During a time of great anxiety, grieving and loneliness brought on by the coronavirus, the corporate work of the Presbyterian Church (U.SA.) goes on, even as circumstances are trying and innovation and collaboration have become valuable traits.
Take a minute to look back on your life. Who all have you lived with? In the earliest parts of our lives, we might live with parents or grandparents or other caring adults. Perhaps siblings. Over the years, we might live with friends and extended family, family of choice or even sometimes with strangers. And sometimes we might find ourselves living alone.
In 2013, We the People of Detroit went to work addressing the immediate needs of residents who had their water shut off, often for dubious reasons, in the midst of the Motor City’s historic bankruptcy.
Leaders such as Monica Lewis-Patrick and Debra Taylor were digging into their own pockets to buy water and deliver it out of the backs of their cars — sometimes recruiting neighborhood youth with reputations for making trouble to carry the loads up more than a dozen flights of stairs.
For nearly a dozen years, Laura VanDale has crisscrossed northeastern Ohio, encouraging congregations in the Presbytery of the Western Reserve to tackle the root causes of hunger.
With youth across the nation stuck at home during the coronavirus pandemic, two new “Quicksheets” resources from the Presbyterian Youth Workers’ Association provide ideas for youth ministry leaders and parents that help young people to “look beyond themselves and love their neighbors while they’re at home.”
In a world beset by disaster, hunger, and oppression, One Great Hour of Sharing (OGHS) is dedicated to aiding the millions of people who lack access to sustainable food sources, clean water, sanitation, education, and opportunity.

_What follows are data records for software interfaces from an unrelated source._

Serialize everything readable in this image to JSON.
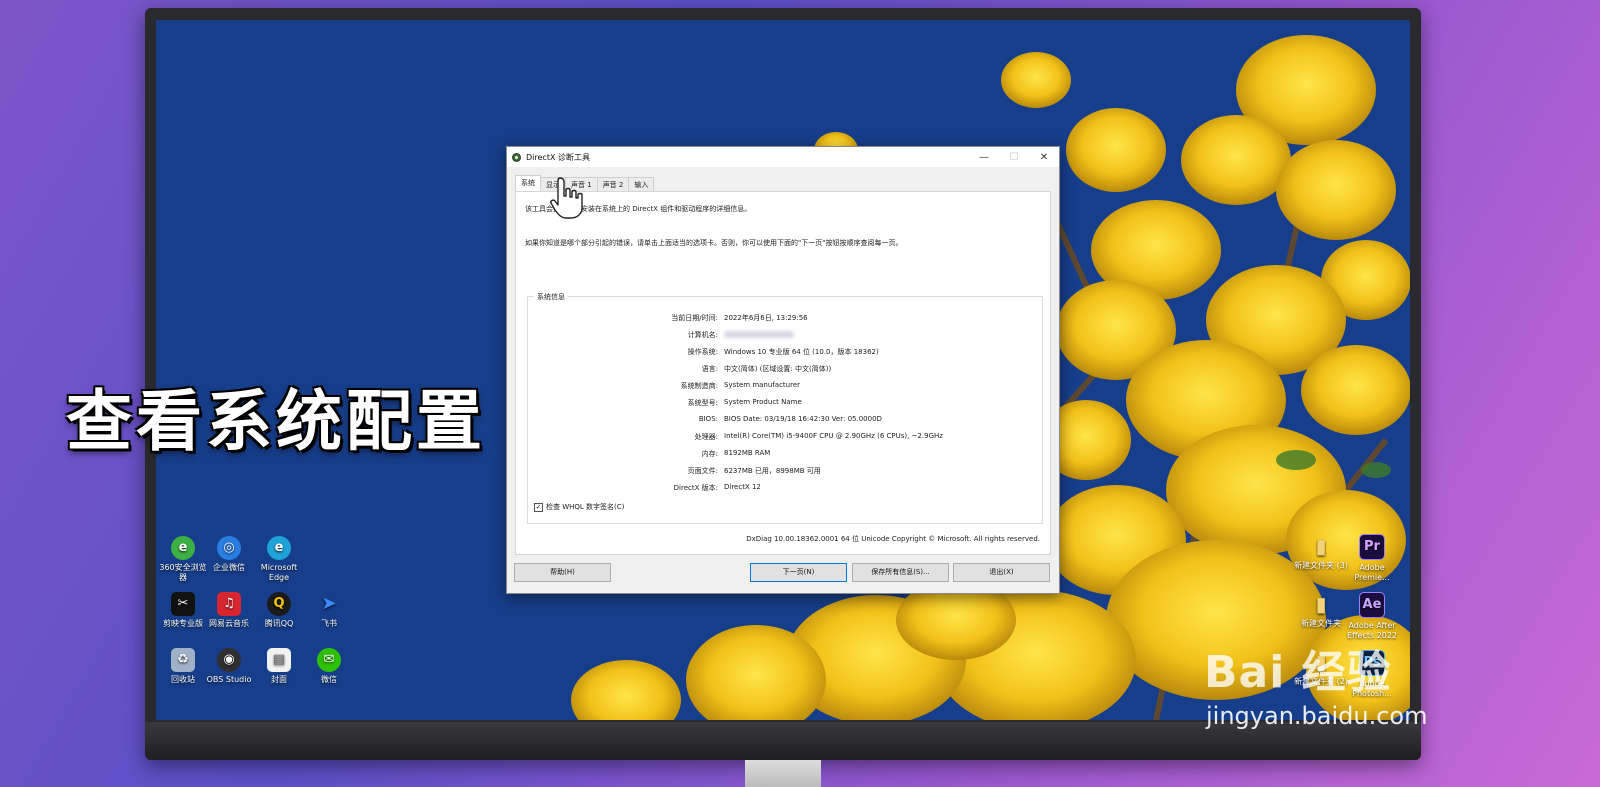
{
  "caption": "查看系统配置",
  "desktop": {
    "left_icons": [
      {
        "label": "360安全浏览器",
        "glyph": "e",
        "color": "#3cb043"
      },
      {
        "label": "企业微信",
        "glyph": "◎",
        "color": "#2a7de1"
      },
      {
        "label": "Microsoft Edge",
        "glyph": "e",
        "color": "#1fa2d6"
      },
      {
        "label": "剪映专业版",
        "glyph": "✂",
        "color": "#111111"
      },
      {
        "label": "网易云音乐",
        "glyph": "♫",
        "color": "#d7262f"
      },
      {
        "label": "腾讯QQ",
        "glyph": "Q",
        "color": "#1b1b1b"
      },
      {
        "label": "飞书",
        "glyph": "➤",
        "color": "#2f7cf6"
      },
      {
        "label": "回收站",
        "glyph": "♻",
        "color": "#9fb2c8"
      },
      {
        "label": "OBS Studio",
        "glyph": "◉",
        "color": "#302e31"
      },
      {
        "label": "封面",
        "glyph": "▤",
        "color": "#f2f2f2"
      },
      {
        "label": "微信",
        "glyph": "✉",
        "color": "#2dc100"
      }
    ],
    "right_icons": [
      {
        "label": "新建文件夹 (3)",
        "glyph": "▮",
        "color": "#f3d27a"
      },
      {
        "label": "Adobe Premie...",
        "glyph": "Pr",
        "color": "#1a0d3d"
      },
      {
        "label": "新建文件夹",
        "glyph": "▮",
        "color": "#f3d27a"
      },
      {
        "label": "Adobe After Effects 2022",
        "glyph": "Ae",
        "color": "#1a0d3d"
      },
      {
        "label": "新建文件夹 (2)",
        "glyph": "▮",
        "color": "#f3d27a"
      },
      {
        "label": "Adobe Photosh...",
        "glyph": "Ps",
        "color": "#0d1d3d"
      }
    ]
  },
  "window": {
    "title": "DirectX 诊断工具",
    "minimize": "—",
    "maximize": "☐",
    "close": "✕",
    "tabs": [
      "系统",
      "显示",
      "声音 1",
      "声音 2",
      "输入"
    ],
    "intro1": "该工具会报告有关安装在系统上的 DirectX 组件和驱动程序的详细信息。",
    "intro2": "如果你知道是哪个部分引起的错误，请单击上面适当的选项卡。否则，你可以使用下面的\"下一页\"按钮按顺序查阅每一页。",
    "group_title": "系统信息",
    "rows": [
      {
        "label": "当前日期/时间:",
        "value": "2022年6月6日, 13:29:56"
      },
      {
        "label": "计算机名:",
        "value": ""
      },
      {
        "label": "操作系统:",
        "value": "Windows 10 专业版 64 位 (10.0，版本 18362)"
      },
      {
        "label": "语言:",
        "value": "中文(简体) (区域设置: 中文(简体))"
      },
      {
        "label": "系统制造商:",
        "value": "System manufacturer"
      },
      {
        "label": "系统型号:",
        "value": "System Product Name"
      },
      {
        "label": "BIOS:",
        "value": "BIOS Date: 03/19/18 16:42:30 Ver: 05.0000D"
      },
      {
        "label": "处理器:",
        "value": "Intel(R) Core(TM) i5-9400F CPU @ 2.90GHz (6 CPUs), ~2.9GHz"
      },
      {
        "label": "内存:",
        "value": "8192MB RAM"
      },
      {
        "label": "页面文件:",
        "value": "6237MB 已用，8998MB 可用"
      },
      {
        "label": "DirectX 版本:",
        "value": "DirectX 12"
      }
    ],
    "whql_label": "检查 WHQL 数字签名(C)",
    "whql_checked": true,
    "footer": "DxDiag 10.00.18362.0001 64 位 Unicode  Copyright © Microsoft. All rights reserved.",
    "buttons": {
      "help": "帮助(H)",
      "next": "下一页(N)",
      "save": "保存所有信息(S)...",
      "exit": "退出(X)"
    }
  },
  "watermark": {
    "logo": "Bai 经验",
    "url": "jingyan.baidu.com"
  }
}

Never has this been more prescient than in the midst of the coronavirus pandemic.